07 May 2019

Reading List, Januaray - March 2019

Paul Auster, Mr. Vertigo. NY: Penguin, 1994.

Walt the Wonder Boy is a child star: on the 1920s barnstorming circuit, he demonstrates a remarkable ability: he can fly. He is just about to make the big-time, with a New Year’s show in New York City, when it all comes crashing down. These are his memoirs, and they tell of an extraordinary American life.

K.W. Jeter, Infernal Devices. NY: St. Martin’s, 1987.

Is it steampunk? Jeter coined the term to describe this story set in Victorian England, featuring mechanical men and elaborate clockwork machines. Yet these features are more just a setting. The book is really about a search for self, in the absence of a family to help instill a sense of reality.

Madeline Miller, Song of Achilles. NY: ecco, 2012.

This story about the best of all Greeks is an example of why we need a healthy public domain. Homer’s tales are over three thousand years old, and they are foundation stones for European culture. Imagine if we were unable to use their material in new ways. We would miss so many other, newer stories, that the original would lose the honor shown by its great pile of prizes, the work it has inspired.

Miller’s story focuses on a minor character, Achilles’ friend Patroclus, who describes their relationship to the hero’s mother. It is beautiful, and it in no way diminishes the market for Homer’s original - it makes me anxious to read the new translation by Emily Wilson.

We should be free to do as much for Mickey and Minnie Mouse.

Ernie Harwell, Tuned to Baseball. South Bend, IN: Diamond Communications, 1985.

Ernie Harwell was the radio voice of the Detroit Tigers, and he saw a lot of baseball. He saw Willie Mays debut while announcing for the (then) New York Giants and called Bobby Thomson’s Shot Heard ‘round the World for television, once got into a fight with Leo Durocher, and even interviewed Ty Cobb. This book, released immediately after Detroit’s most recent World Series championship, shares stories about Harwell’s life, both in and out of baseball. It gives a good sense of who he was, instead of just focusing on the players and games he made so special for so many listeners.

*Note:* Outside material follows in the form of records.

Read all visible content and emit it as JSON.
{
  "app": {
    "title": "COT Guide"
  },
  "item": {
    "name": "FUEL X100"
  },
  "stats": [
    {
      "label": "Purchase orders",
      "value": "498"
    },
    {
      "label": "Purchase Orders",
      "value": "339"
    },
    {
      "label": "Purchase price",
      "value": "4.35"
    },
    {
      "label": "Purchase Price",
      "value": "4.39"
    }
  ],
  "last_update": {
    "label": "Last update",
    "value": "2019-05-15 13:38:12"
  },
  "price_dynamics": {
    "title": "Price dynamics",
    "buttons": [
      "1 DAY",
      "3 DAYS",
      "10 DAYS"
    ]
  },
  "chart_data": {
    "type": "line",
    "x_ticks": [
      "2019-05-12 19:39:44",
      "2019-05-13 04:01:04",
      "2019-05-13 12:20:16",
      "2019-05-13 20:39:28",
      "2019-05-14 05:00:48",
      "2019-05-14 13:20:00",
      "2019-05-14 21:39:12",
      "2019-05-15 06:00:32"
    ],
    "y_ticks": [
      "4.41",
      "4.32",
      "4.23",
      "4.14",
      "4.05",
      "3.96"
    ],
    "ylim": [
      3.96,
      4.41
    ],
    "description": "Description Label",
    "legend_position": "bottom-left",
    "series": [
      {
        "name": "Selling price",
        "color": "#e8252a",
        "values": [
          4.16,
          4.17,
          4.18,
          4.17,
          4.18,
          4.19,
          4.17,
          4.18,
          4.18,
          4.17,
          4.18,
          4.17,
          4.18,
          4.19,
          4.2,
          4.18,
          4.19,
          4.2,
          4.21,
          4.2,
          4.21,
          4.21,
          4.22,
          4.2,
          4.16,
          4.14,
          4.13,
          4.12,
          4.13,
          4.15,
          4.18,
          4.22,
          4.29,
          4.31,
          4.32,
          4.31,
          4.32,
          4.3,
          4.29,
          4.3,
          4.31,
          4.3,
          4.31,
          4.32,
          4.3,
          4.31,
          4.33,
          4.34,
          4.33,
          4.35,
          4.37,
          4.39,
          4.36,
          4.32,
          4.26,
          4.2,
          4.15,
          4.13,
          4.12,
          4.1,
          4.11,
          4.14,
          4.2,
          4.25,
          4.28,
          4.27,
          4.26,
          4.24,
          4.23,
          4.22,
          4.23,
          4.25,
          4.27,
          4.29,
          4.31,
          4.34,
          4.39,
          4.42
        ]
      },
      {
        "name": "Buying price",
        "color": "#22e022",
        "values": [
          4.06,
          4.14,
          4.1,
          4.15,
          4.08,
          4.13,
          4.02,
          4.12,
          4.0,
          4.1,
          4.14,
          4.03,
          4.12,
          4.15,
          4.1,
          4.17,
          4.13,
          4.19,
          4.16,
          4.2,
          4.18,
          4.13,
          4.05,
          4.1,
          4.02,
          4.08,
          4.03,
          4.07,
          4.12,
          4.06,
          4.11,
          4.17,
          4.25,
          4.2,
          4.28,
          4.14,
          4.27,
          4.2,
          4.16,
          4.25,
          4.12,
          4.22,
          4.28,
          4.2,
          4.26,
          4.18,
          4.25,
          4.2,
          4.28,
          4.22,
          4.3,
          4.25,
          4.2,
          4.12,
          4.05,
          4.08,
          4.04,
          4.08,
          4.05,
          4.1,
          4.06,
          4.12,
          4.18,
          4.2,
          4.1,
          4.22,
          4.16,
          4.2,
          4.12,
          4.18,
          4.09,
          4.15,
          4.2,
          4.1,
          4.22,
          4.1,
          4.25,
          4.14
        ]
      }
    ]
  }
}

Jason Shiga, Bookhunter. sparkplugcomicbooks.com, 2007.

Special Agent Bay works for the Oakland Public Library. He is resourceful, relentless, and dangerous. His mission? Recover missing books. Library school did not prepare me for this sort of work! With simple but expressive two-color images, Shiga’s graphic novel details one case about a borrowed bible. Do not shelve near The Book Thief.

Elizabeth Bear, Chill. NY: Ballantine, 2010.

The Cohn family rules a ‘generation ship’, a self-contained world transporting people from a dying Earth to a future home. The ship has barely survived disaster, and now the crew are waking to discover the damage, and to fight both against the Enemy of empty space for resources, each other for control, and an unknown enemy intent on utter destruction.

Howard Megdal, The Cardinals Way. NY: Thomas Dunne, 2016.

Most clubs have a coordinated method for player development, such as Al Campanis laid out in The Dodger Way to Play Baseball. The Cardinals Way, we are told, “is to communicate constantly, to express goals, in the hope that it will ultimately benefit a baseball team.” The phrase mostly refers to player development in the minor leagues, which follows identical methods  at all levels, as set down by George Kissell over his many years with the club. In another front-office examination, like The Extra 2%, The Only Rule Is that It Has To Work, or Moneyball, Megdal takes readers inside the St. Louis team’s transition from a traditional approach to a more analytical way of understanding baseball, with special emphasis on the role of Jeff Luhnow and changes in player acquisition.

Seneca, The Tragedies, Volume 1 (trans David Slavitt). Baltimore: Johns Hopkins UP, 1992.

What can men and women endure? There ought to be limits. A heart should break but doesn’t, keeps on with its idiot beating, and adds to the torture (Agamemnon 644-49).

Like HP Lovecraft or Stephen King, Seneca deals in uncut, unflinching horror. No tragic catharsis here, just inescapable terror as he explores the human depths of Greek drama in a way that makes these two thousand year old plays a perfect reflection of the present political moment. Seneca: a Roman for our times!

Clifford Simak, City. NY: MacMillan, 1952.

Originally published as a series of short stories from 1944 - 51, City tells of a world where dogs not only talk, but live without humans -- the humans having all immigrated to Jupiter. Dogs, though, remember by passing on legends of the Websters, a family intimately connected to post-urban history which, it is said, not only gave dogs speech and unleashed their development, but cleared the planet for dog dominion. And, as dogs build a world with no killing and food for all animals, perhaps this was the right choice.